This Kind of Movie
“Can I tell you something that’s going to make you livid?” my roommate said as the score swelled. “I hate this kind of movie.”
He’s right on both counts: Rebecca is not for everyone — it’s old-fashioned, melodramatic, inconsistent, formalist. Yet the suggestion that the 1940 Best Picture winner is anything less than a classic tends to piss me off...
The real relationship is the fearsome triangle of our heroine, Rebecca, and housekeeper Mrs. Danvers. Played by Judith Anderson as though channeling Nurse Ratched, Mrs. Danvers is an indelible villain — just try not to get the creeps as she shows the shaking Fontaine Rebecca’s mausoleum of a bedroom, brushing the girl’s face with an old fur and lovingly patting the dead woman’s underwear.
From here the two face off in a thrilling psychological battle. The new bride directs the housekeeper to dump Rebecca’s old crap (“I am Mrs. de Winter now,” she says); Danvers exacts retribution by tricking her prey into a dress matching one Rebecca wore. The sight sends Max into a rage and Fontaine into gag-sobs, which Danvers capitalizes on by opening the window and hissing out what amounts to a witch’s spell, capturing Fontaine in a trance: “You’ve nothing to live for really, have you?” If Rebecca , eccentric and exciting, is “this kind of movie,” that’s fine by me: like Mrs. Danvers’ chilly whisper, it’s almost a form of magic.
Though less fantastical, Jane Eyre is still a tough nut to crack. Twenty or so screen adaptations precede Cary Fukunaga’s stab at Charlotte Brontë’s heroine. But with talented Mia Wasikowska in the lead, he captures Eyre’s balance of propriety and vigor...
This is, as you might expect, a difficult book to film, what with the terrible childhood and the potential mistress and the harsh secrets. What Fukunaga does well — sexual tension, misty moor-scapes, shadow houses where flames hide from darkness — he does impeccably. Certain of the other elements, like the wan interlude with St. John Rivers (boring!), seem shoved into what’s left, there to get us from Point A to Point B. What tips the balance is Wasikowska as Jane, fierce but never vicious, staring down a mean life and making something of it. She is not a “machine without feelings,” as she says in her most powerful monologue — she’s a force to be reckoned with, and Jane Eyre is all the better for it.

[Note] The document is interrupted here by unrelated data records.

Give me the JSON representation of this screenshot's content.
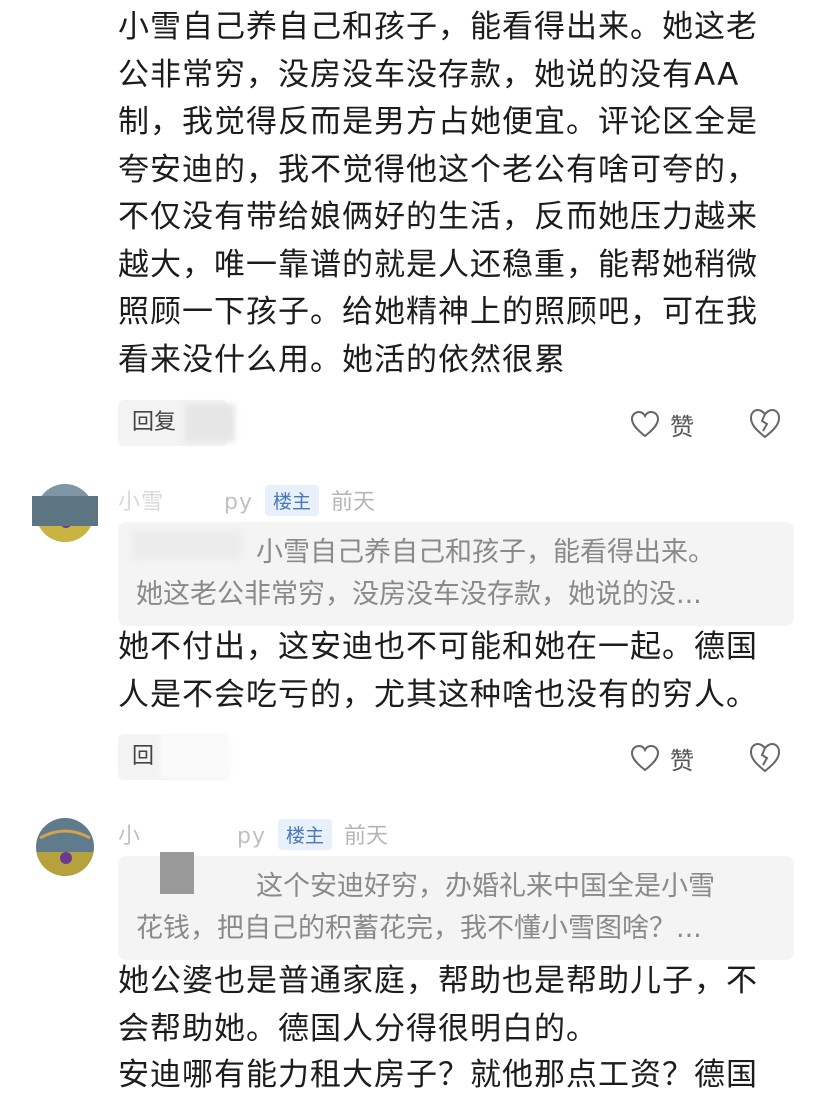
{
  "comment1": {
    "text": "小雪自己养自己和孩子，能看得出来。她这老公非常穷，没房没车没存款，她说的没有AA制，我觉得反而是男方占她便宜。评论区全是夸安迪的，我不觉得他这个老公有啥可夸的，不仅没有带给娘俩好的生活，反而她压力越来越大，唯一靠谱的就是人还稳重，能帮她稍微照顾一下孩子。给她精神上的照顾吧，可在我看来没什么用。她活的依然很累",
    "reply_label": "回复",
    "like_label": "赞"
  },
  "reply1": {
    "username": "小雪",
    "username_suffix": "py",
    "badge": "楼主",
    "time": "前天",
    "quote_line1": "小雪自己养自己和孩子，能看得出来。",
    "quote_line2": "她这老公非常穷，没房没车没存款，她说的没...",
    "text": "她不付出，这安迪也不可能和她在一起。德国人是不会吃亏的，尤其这种啥也没有的穷人。",
    "reply_label": "回",
    "like_label": "赞"
  },
  "reply2": {
    "username": "小",
    "username_suffix": "py",
    "badge": "楼主",
    "time": "前天",
    "quote_line1": "这个安迪好穷，办婚礼来中国全是小雪",
    "quote_line2": "花钱，把自己的积蓄花完，我不懂小雪图啥？...",
    "text_line1": "她公婆也是普通家庭，帮助也是帮助儿子，不会帮助她。德国人分得很明白的。",
    "text_line2": "安迪哪有能力租大房子？就他那点工资？德国"
  },
  "icons": {
    "like": "heart-outline-icon",
    "dislike": "broken-heart-icon"
  },
  "colors": {
    "badge_bg": "#e7f0fb",
    "badge_text": "#4a78b8",
    "quote_bg": "#f4f4f4"
  }
}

Excerpted from today's "Now and Then" column, now posted at Thompson on Hollywood.